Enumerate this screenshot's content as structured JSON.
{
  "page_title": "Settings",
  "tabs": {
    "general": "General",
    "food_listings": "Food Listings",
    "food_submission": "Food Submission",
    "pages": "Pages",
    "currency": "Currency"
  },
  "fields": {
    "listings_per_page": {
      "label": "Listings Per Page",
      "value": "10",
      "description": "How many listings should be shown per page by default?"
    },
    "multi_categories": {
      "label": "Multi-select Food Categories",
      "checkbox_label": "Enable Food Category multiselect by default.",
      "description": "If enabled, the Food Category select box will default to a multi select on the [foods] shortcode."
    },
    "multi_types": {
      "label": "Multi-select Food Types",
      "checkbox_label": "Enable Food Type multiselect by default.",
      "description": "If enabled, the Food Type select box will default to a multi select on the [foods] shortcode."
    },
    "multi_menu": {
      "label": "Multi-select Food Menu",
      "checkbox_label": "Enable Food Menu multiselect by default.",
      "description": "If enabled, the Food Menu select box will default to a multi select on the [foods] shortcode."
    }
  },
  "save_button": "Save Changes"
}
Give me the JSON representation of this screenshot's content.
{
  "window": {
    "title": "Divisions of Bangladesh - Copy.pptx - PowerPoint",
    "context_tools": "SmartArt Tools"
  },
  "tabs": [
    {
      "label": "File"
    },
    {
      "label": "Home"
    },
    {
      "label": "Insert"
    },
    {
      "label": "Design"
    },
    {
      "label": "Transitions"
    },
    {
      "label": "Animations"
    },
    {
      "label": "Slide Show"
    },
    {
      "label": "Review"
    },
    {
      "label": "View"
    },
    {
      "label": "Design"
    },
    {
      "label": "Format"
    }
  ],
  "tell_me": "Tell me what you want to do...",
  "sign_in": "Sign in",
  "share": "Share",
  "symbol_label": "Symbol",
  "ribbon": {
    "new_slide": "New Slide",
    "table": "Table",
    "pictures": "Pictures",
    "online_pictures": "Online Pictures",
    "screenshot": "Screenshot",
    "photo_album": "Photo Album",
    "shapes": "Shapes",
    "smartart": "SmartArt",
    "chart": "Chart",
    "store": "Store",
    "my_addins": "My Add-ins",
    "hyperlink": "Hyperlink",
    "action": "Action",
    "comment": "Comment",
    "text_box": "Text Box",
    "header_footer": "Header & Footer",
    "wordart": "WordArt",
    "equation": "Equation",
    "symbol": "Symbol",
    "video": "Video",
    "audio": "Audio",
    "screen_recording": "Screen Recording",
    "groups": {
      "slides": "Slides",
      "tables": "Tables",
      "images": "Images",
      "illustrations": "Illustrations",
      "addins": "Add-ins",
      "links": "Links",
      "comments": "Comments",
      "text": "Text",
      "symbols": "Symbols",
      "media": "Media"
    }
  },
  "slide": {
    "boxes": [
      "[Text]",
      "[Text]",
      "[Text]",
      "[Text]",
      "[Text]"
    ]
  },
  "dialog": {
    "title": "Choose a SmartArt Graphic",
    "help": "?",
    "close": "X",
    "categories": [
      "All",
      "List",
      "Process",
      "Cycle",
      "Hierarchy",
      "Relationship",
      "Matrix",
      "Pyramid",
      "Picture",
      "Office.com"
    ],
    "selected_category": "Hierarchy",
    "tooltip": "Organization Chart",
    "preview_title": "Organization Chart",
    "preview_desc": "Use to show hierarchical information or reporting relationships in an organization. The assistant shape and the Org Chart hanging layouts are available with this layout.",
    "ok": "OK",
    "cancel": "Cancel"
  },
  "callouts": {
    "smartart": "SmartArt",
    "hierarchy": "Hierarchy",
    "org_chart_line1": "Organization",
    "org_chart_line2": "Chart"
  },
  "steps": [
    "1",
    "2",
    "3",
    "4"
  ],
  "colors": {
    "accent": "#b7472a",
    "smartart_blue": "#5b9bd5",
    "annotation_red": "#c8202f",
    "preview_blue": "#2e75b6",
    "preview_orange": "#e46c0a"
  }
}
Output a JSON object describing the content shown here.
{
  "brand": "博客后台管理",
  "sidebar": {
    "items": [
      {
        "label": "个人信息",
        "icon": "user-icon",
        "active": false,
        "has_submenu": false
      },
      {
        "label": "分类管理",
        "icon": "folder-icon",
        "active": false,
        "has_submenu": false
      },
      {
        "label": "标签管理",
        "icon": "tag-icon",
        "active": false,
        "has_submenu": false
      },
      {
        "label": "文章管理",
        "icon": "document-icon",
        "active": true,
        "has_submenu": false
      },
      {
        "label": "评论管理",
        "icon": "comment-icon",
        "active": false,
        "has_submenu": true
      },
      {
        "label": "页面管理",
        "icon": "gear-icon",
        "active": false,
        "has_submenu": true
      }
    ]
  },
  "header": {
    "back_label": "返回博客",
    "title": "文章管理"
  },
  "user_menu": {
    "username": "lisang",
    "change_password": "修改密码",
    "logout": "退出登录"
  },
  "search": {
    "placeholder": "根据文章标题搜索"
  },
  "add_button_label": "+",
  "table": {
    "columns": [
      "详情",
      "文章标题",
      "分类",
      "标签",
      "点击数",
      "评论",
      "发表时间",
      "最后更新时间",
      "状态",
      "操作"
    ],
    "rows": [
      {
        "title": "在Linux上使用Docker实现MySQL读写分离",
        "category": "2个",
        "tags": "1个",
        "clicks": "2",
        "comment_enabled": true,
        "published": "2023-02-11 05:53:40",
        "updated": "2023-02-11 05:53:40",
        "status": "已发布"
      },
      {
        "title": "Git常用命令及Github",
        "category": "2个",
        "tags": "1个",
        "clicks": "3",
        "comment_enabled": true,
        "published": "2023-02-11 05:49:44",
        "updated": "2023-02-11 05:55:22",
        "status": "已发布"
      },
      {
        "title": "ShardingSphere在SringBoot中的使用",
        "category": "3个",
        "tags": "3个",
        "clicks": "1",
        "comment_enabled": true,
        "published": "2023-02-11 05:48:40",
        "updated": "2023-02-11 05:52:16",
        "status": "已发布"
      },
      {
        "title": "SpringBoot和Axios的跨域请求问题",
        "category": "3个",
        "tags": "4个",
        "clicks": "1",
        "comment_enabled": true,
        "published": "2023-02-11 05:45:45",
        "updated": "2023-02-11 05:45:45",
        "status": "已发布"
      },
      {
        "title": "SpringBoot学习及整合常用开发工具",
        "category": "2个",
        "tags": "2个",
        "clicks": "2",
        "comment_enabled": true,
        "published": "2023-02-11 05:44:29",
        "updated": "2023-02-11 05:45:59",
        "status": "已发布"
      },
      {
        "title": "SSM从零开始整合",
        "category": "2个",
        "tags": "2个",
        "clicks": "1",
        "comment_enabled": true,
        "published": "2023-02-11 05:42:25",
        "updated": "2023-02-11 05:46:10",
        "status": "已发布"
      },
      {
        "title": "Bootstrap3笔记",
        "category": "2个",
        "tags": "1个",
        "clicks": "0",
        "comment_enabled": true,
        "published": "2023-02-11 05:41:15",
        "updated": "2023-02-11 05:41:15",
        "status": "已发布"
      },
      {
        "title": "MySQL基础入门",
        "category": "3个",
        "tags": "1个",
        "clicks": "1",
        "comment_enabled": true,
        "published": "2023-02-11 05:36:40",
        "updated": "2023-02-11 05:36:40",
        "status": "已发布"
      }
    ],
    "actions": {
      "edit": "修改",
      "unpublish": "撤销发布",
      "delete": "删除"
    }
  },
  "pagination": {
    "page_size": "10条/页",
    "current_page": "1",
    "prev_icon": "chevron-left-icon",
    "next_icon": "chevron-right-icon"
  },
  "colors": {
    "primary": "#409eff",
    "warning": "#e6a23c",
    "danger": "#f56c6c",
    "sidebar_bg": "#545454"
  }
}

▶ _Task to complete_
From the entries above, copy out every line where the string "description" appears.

▶ _Completed task_
      "description": "How many listings should be shown per page by default?"
      "description": "If enabled, the Food Category select box will default to a multi select on the [foods] shortcode."
      "description": "If enabled, the Food Type select box will default to a multi select on the [foods] shortcode."
      "description": "If enabled, the Food Menu select box will default to a multi select on the [foods] shortcode."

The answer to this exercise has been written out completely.